Art Chicago: the Oldest contemporary art fair in America. From September 17-20, EXPO CHICAGO, the International Exposition of Contemporary and Modern Art, hosted over 120 leading international galleries at Festival Hall at Navy Pier. Expo Chicago represents 16 different countries and 35 different cities. Navy Pier was the site of the original fairs, beginning in about 1980 and it is, in my opinion, the best place to host this important fair. Indianapolis: Harry Sidebotham’s solo exhibition at the Indianapolis Arts Center “Recent Futures” was chosen as the Director’s Choice Recipient of the Art Center’s 2014 Art From the Heartland Exhibition.
By Ruben Morrisey, Edited by Cynthia Kukla. Read this like you saying, “Homie is a baller.” Swaying would be good too. http://www.learner.org/courses/globalart/work/207/index.html So I says, “Man, look at all those chairs. 2014 was “The Year of Chairs!” I see this exhibit, orange chairs, lime green chairs sitting in front of really boring paintings not even made with paint (can you imagine?) What’s […]
February 28, 2015: Reflections at the End of Black History Month. Where We At? Dealing (with) Black Feminism
By Venise Keys, Edited by Cynthia Kukla. In the great tradition of Black Feminism, I have integrated a daily practice of self-love into my lifestyle as a full-time graduate student. This self-love is deeper than an assortment of wooden Afrocentric jewelry or a proclaiming Black Nationalist flag (although I proudly have both)…it is an active […]

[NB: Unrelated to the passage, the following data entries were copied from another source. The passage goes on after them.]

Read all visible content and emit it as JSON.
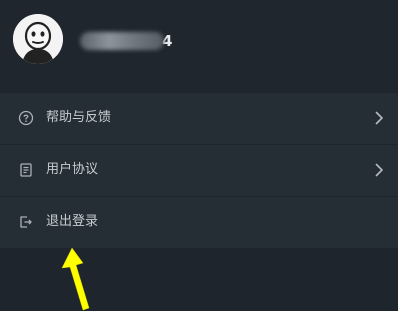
{
  "user": {
    "name_visible": "4"
  },
  "menu": {
    "items": [
      {
        "label": "帮助与反馈",
        "icon": "help-circle-icon",
        "chevron": true
      },
      {
        "label": "用户协议",
        "icon": "document-icon",
        "chevron": true
      },
      {
        "label": "退出登录",
        "icon": "logout-icon",
        "chevron": false
      }
    ]
  },
  "colors": {
    "background": "#1e252c",
    "menu_background": "#262e35",
    "text": "#c7ccd2",
    "annotation_arrow": "#ffff00"
  }
}
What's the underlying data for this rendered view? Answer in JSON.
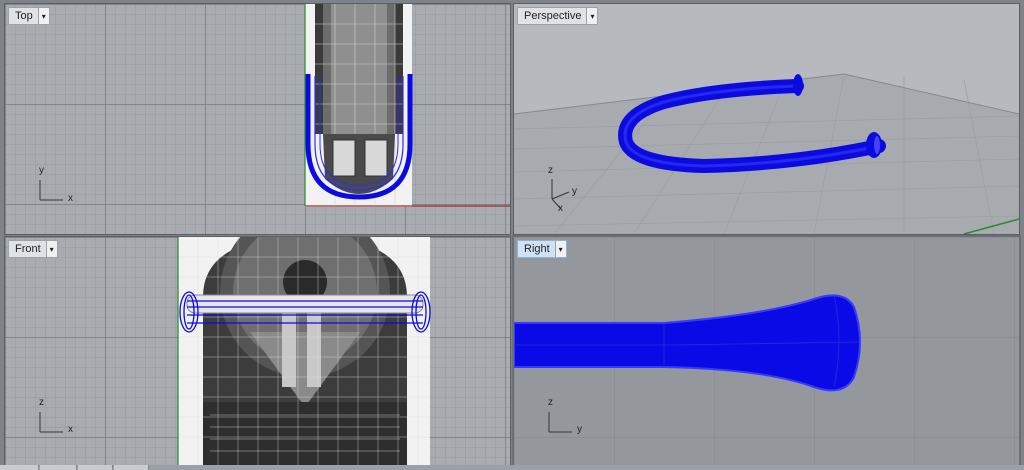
{
  "viewports": {
    "top": {
      "label": "Top",
      "axis_v": "y",
      "axis_h": "x"
    },
    "perspective": {
      "label": "Perspective",
      "axis_a": "z",
      "axis_b": "y",
      "axis_c": "x"
    },
    "front": {
      "label": "Front",
      "axis_v": "z",
      "axis_h": "x"
    },
    "right": {
      "label": "Right",
      "axis_v": "z",
      "axis_h": "y"
    }
  },
  "menu_arrow": "▾",
  "active_viewport": "right",
  "colors": {
    "viewport_bg": "#a8acb1",
    "selection_blue": "#0a0ae6",
    "highlight_blue": "#2b2bff",
    "x_axis_red": "#9a2b2b",
    "y_axis_green": "#2a8a2a"
  }
}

Not every Friday the 13th is as memorable as the opening reception and new exhibition at the Illinois State Museum-Springfield Gallery. Curated by the museum’s Robert Sill, Pro-Text: When Words Enter Visual Art “explores the various ways artists choose to combine language in their visual art. It features art by self-taught artists and works by […]
Inaugurated in 1895 with the first international presentation in 1897, la Biennale di Venezia is the oldest and in my opinion, still the most prestigeous of the contemporary international exhibitions of visual art. Venice celebrates the 120th anniversary of the first Exhibition (1895).Venice is an erotic city, steeped in cultural, and military history and it retains its magic and mystery in the twenty-first century. You still can only get around on foot or by water taxi. You still get lost on the winding narrow streets and laugh with another small group who have made the same wrong turn one-half minute before you have. It keeps us human. No wonder thousands flock to the Biennale every two years.
September 21st, 2015
The Venice Biennale, which opened in May, is on view through Nov 22 with exhibitions in the Giardini and the Arsenale, featuring 136 artists, 89 participating countries, and 44 collateral events presented by non-profit organizations and exhibited in various locations across Venice. The city’s massive Arsenale (of Venice’s mighty past as controller of the Mediterranean)
October 21, 2015
Here’s the link to my latest article for the art journal Aeqai. I’ve made an analysis of the West Coast artist Charles Ray who had a significant retrospective at the Art Institute of Chicago. Please let me know what you think.